Debra Whiting loves the fresh goat cheese from the local Lively Run Dairy so much that she always works it into her dinner menu. Here, she mixes the cheese with apple, sausage and greens, then stuffs it inside a bacon-wrapped pork tenderloin.
"My mother and I go foraging for elderflowers for two days each May," says Trina Hahnemann. They pick enough flowers to make cordial to drink throughout the year and then use in dishes like this pork tenderloin quickly braised with fennel. Anyone not living near a Nordic meadow can substitute St-Germain elderflower cordial for the homemade kind.
Pork tenderloin is leaner than skin-on chicken and delicious in the spicy, smoky recipe here. Capsaicin, the chemical that makes chiles taste hot, can help boost metabolism; for extra fire, add the chile seeds to the marinade.
In the late 1990s, Octavio Becerra fell in love with Middle Eastern flavors while helping his friend Nayla Audi open Atlas Café in Beirut, Lebanon. The rub on this pork is his take on za'atar, a spice blend that gets its pungency from ground sumac. Becerra remembers, "Everyone in Beirut had his or her own version of za'atar," so he suggests experimenting with the ratios of spices to see what tastes best.
Carrie Dove has spent many summers in Jackson Hole, Wyoming, where the Betty Rock Cafe made sandwiches that inspired this recipe. Dove lays slices of roasted pork tenderloin on a baguette, then piles on smoky sauerkraut-bacon relish and a sweet-tart chutney of pears, ginger, vinegar and mustard seeds.
Braising a seared pork tenderloin in milk gives it a lovely silkiness, and the milk a delicious, savory caramel flavor. The milk will gently curdle as the meat cooks, forming small lumps; pureeing it with an immersion mixer will smooth it out again.
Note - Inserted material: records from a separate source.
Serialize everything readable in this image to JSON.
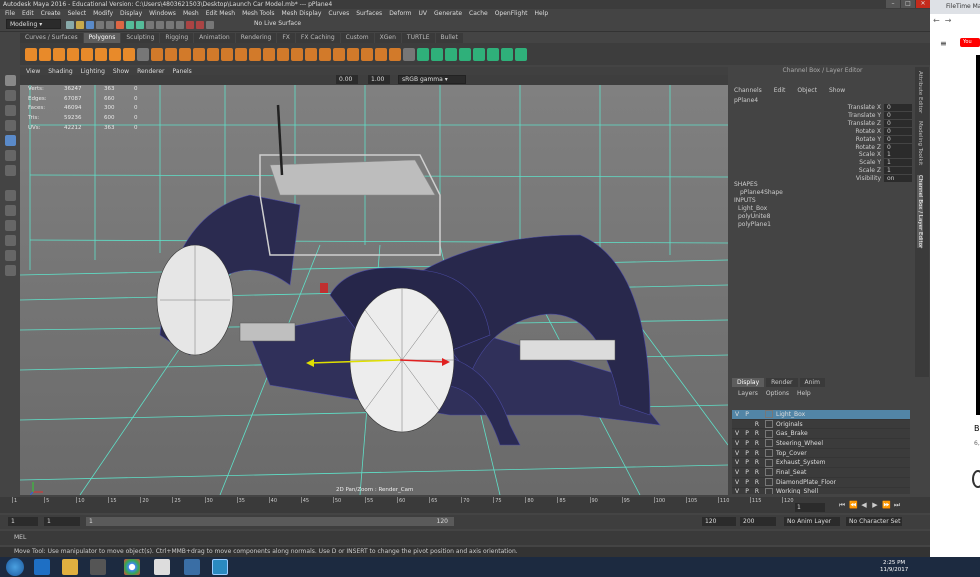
{
  "window": {
    "title": "Autodesk Maya 2016 - Educational Version: C:\\Users\\4803621503\\Desktop\\Launch Car Model.mb* --- pPlane4"
  },
  "menubar": [
    "File",
    "Edit",
    "Create",
    "Select",
    "Modify",
    "Display",
    "Windows",
    "Mesh",
    "Edit Mesh",
    "Mesh Tools",
    "Mesh Display",
    "Curves",
    "Surfaces",
    "Deform",
    "UV",
    "Generate",
    "Cache",
    "OpenFlight",
    "Help"
  ],
  "statusline": {
    "mode": "Modeling",
    "live_surface": "No Live Surface"
  },
  "shelf": {
    "tabs": [
      "Curves / Surfaces",
      "Polygons",
      "Sculpting",
      "Rigging",
      "Animation",
      "Rendering",
      "FX",
      "FX Caching",
      "Custom",
      "XGen",
      "TURTLE",
      "Bullet"
    ],
    "active": "Polygons"
  },
  "viewport": {
    "menus": [
      "View",
      "Shading",
      "Lighting",
      "Show",
      "Renderer",
      "Panels"
    ],
    "near": "0.00",
    "far": "1.00",
    "colorspace": "sRGB gamma",
    "hud": [
      {
        "label": "Verts:",
        "v1": "36247",
        "v2": "363",
        "v3": "0"
      },
      {
        "label": "Edges:",
        "v1": "67087",
        "v2": "660",
        "v3": "0"
      },
      {
        "label": "Faces:",
        "v1": "46094",
        "v2": "300",
        "v3": "0"
      },
      {
        "label": "Tris:",
        "v1": "59236",
        "v2": "600",
        "v3": "0"
      },
      {
        "label": "UVs:",
        "v1": "42212",
        "v2": "363",
        "v3": "0"
      }
    ],
    "camera_label": "2D Pan/Zoom : Render_Cam"
  },
  "channel_box": {
    "header": "Channel Box / Layer Editor",
    "menus": [
      "Channels",
      "Edit",
      "Object",
      "Show"
    ],
    "node": "pPlane4",
    "attributes": [
      {
        "name": "Translate X",
        "value": "0"
      },
      {
        "name": "Translate Y",
        "value": "0"
      },
      {
        "name": "Translate Z",
        "value": "0"
      },
      {
        "name": "Rotate X",
        "value": "0"
      },
      {
        "name": "Rotate Y",
        "value": "0"
      },
      {
        "name": "Rotate Z",
        "value": "0"
      },
      {
        "name": "Scale X",
        "value": "1"
      },
      {
        "name": "Scale Y",
        "value": "1"
      },
      {
        "name": "Scale Z",
        "value": "1"
      },
      {
        "name": "Visibility",
        "value": "on"
      }
    ],
    "shapes_header": "SHAPES",
    "shape": "pPlane4Shape",
    "inputs_header": "INPUTS",
    "inputs": [
      "Light_Box",
      "polyUnite8",
      "polyPlane1"
    ]
  },
  "side_tabs": [
    "Attribute Editor",
    "Modeling Toolkit",
    "Channel Box / Layer Editor"
  ],
  "layers": {
    "tabs": [
      "Display",
      "Render",
      "Anim"
    ],
    "active": "Display",
    "menus": [
      "Layers",
      "Options",
      "Help"
    ],
    "rows": [
      {
        "v": "V",
        "p": "P",
        "r": "",
        "name": "Light_Box",
        "selected": true
      },
      {
        "v": "",
        "p": "",
        "r": "R",
        "name": "Originals",
        "selected": false
      },
      {
        "v": "V",
        "p": "P",
        "r": "R",
        "name": "Gas_Brake",
        "selected": false
      },
      {
        "v": "V",
        "p": "P",
        "r": "R",
        "name": "Steering_Wheel",
        "selected": false
      },
      {
        "v": "V",
        "p": "P",
        "r": "R",
        "name": "Top_Cover",
        "selected": false
      },
      {
        "v": "V",
        "p": "P",
        "r": "R",
        "name": "Exhaust_System",
        "selected": false
      },
      {
        "v": "V",
        "p": "P",
        "r": "R",
        "name": "Final_Seat",
        "selected": false
      },
      {
        "v": "V",
        "p": "P",
        "r": "R",
        "name": "DiamondPlate_Floor",
        "selected": false
      },
      {
        "v": "V",
        "p": "P",
        "r": "R",
        "name": "Working_Shell",
        "selected": false
      }
    ]
  },
  "timeline": {
    "ticks": [
      "1",
      "5",
      "10",
      "15",
      "20",
      "25",
      "30",
      "35",
      "40",
      "45",
      "50",
      "55",
      "60",
      "65",
      "70",
      "75",
      "80",
      "85",
      "90",
      "95",
      "100",
      "105",
      "110",
      "115",
      "120"
    ],
    "current": "1"
  },
  "range": {
    "start": "1",
    "start2": "1",
    "slider_start": "1",
    "slider_end": "120",
    "end": "120",
    "end2": "200",
    "anim_layer": "No Anim Layer",
    "character_set": "No Character Set"
  },
  "cmdline": {
    "label": "MEL"
  },
  "helpline": "Move Tool: Use manipulator to move object(s). Ctrl+MMB+drag to move components along normals. Use D or INSERT to change the pivot position and axis orientation.",
  "taskbar": {
    "time": "2:25 PM",
    "date": "11/9/2017"
  },
  "browser": {
    "tab_title": "FileTime Mac",
    "logo_text": "You",
    "heading_char": "B",
    "sub_char": "6,"
  }
}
The strawberries in the salad can be simply halved, but julienning them whimsically disguises their shape (they begin to resemble sliced red peppers)—making their sweetness a pleasant surprise.
Chef Luca Cerato makes good use of a beer-and-vegetable marinade here: The pork takes on a subtly delicious beer flavor, then the vegetables are simmered in the ale until tender and pureed into a simple sauce.